Bob Dylan is being sued by a Croatian community association in France for alleged "racism."
The International Business Times is reporting that the folk legend raised the ire of the Council of Croats in France after he spoke candidly on the subject of racism in an article in the French version of Rolling Stone magazine.
The offending quote stemmed from a question asking if Dylan—a famed civil rights activist—saw any parallels between Civil War-era America and today.
He responded as follows:
"[The United States is] too f-cked up about color. It's a distraction. People at each other's throats just because they are of a different color. It's the height of insanity, and it will hold any nation back—or any neighborhood back. Or any anything back.

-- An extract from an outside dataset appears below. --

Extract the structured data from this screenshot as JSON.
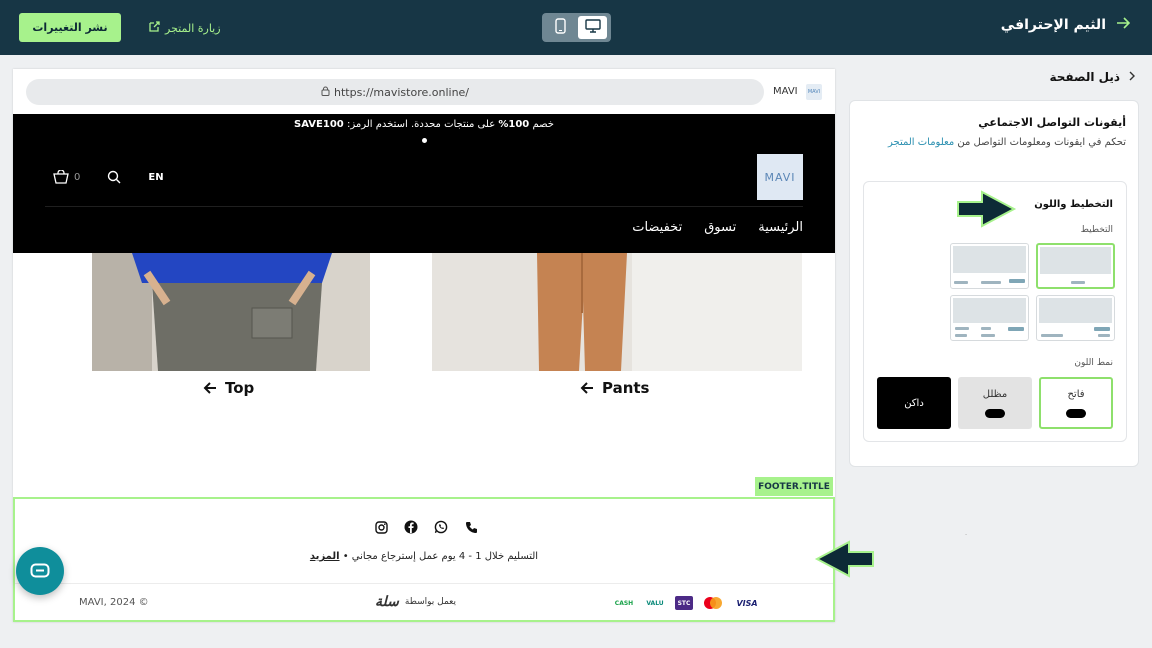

"Blacks know that some whites didn't want to give up slavery—that if they had their way, they would still be under the yoke, and they can't pretend they don't know that. If you got a slave master or Klan in your blood, blacks can sense that.

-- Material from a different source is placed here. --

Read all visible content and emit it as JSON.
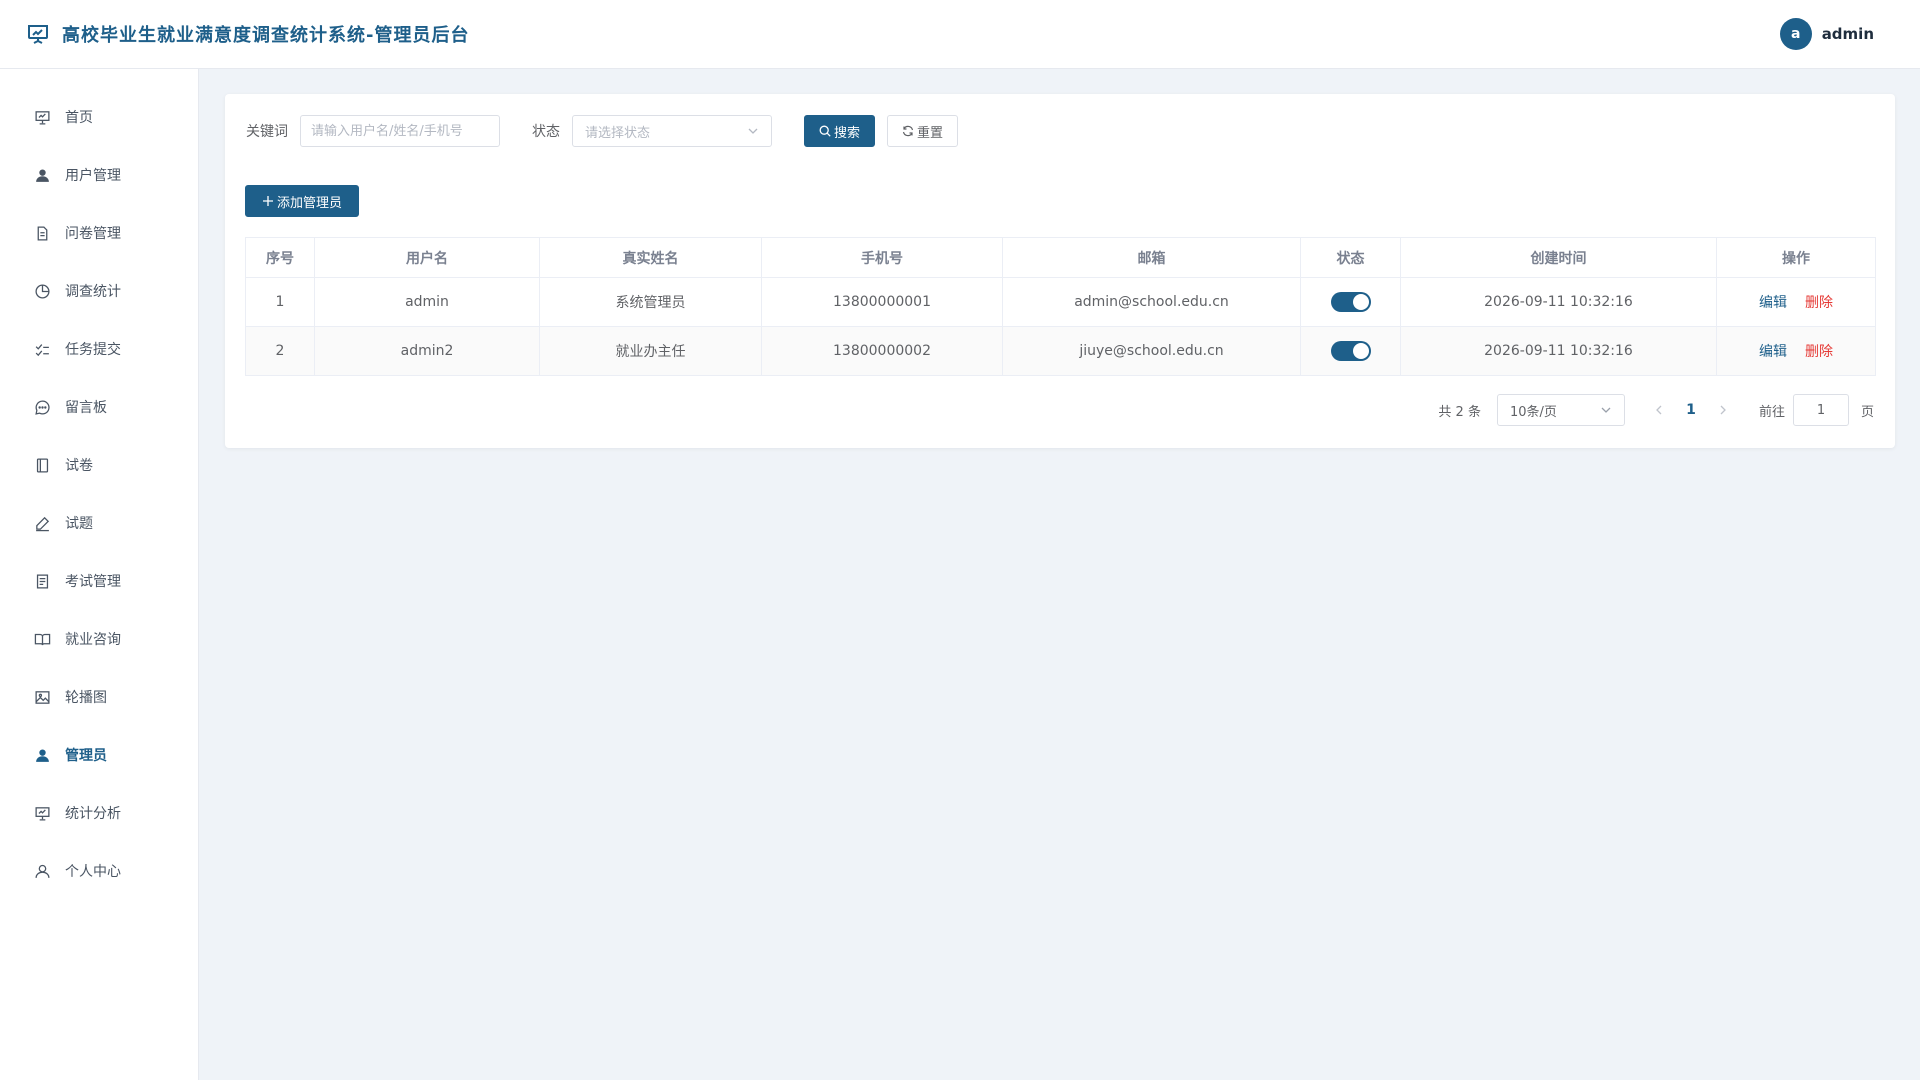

He added: "That stuff lingers to this day. Just like Jews can sense Nazi blood and the Serbs can sense Croatian blood."
The last line is the reportedly the subject of the lawsuit, which the group claims likens Croatians to Nazis and slave owners.
The secretary of the organization, Vlatko Marić, decried Dylan's words in a statement given to the Business Times as "an incitement to hatred." Marić added:
"You cannot compare Croatian criminals to all Croats. But we have nothing against Rolling Stone magazine or Bob Dylan as a singer."
Dylan—nor a spokesperson—has yet to comment on the accusation or ensuing suit.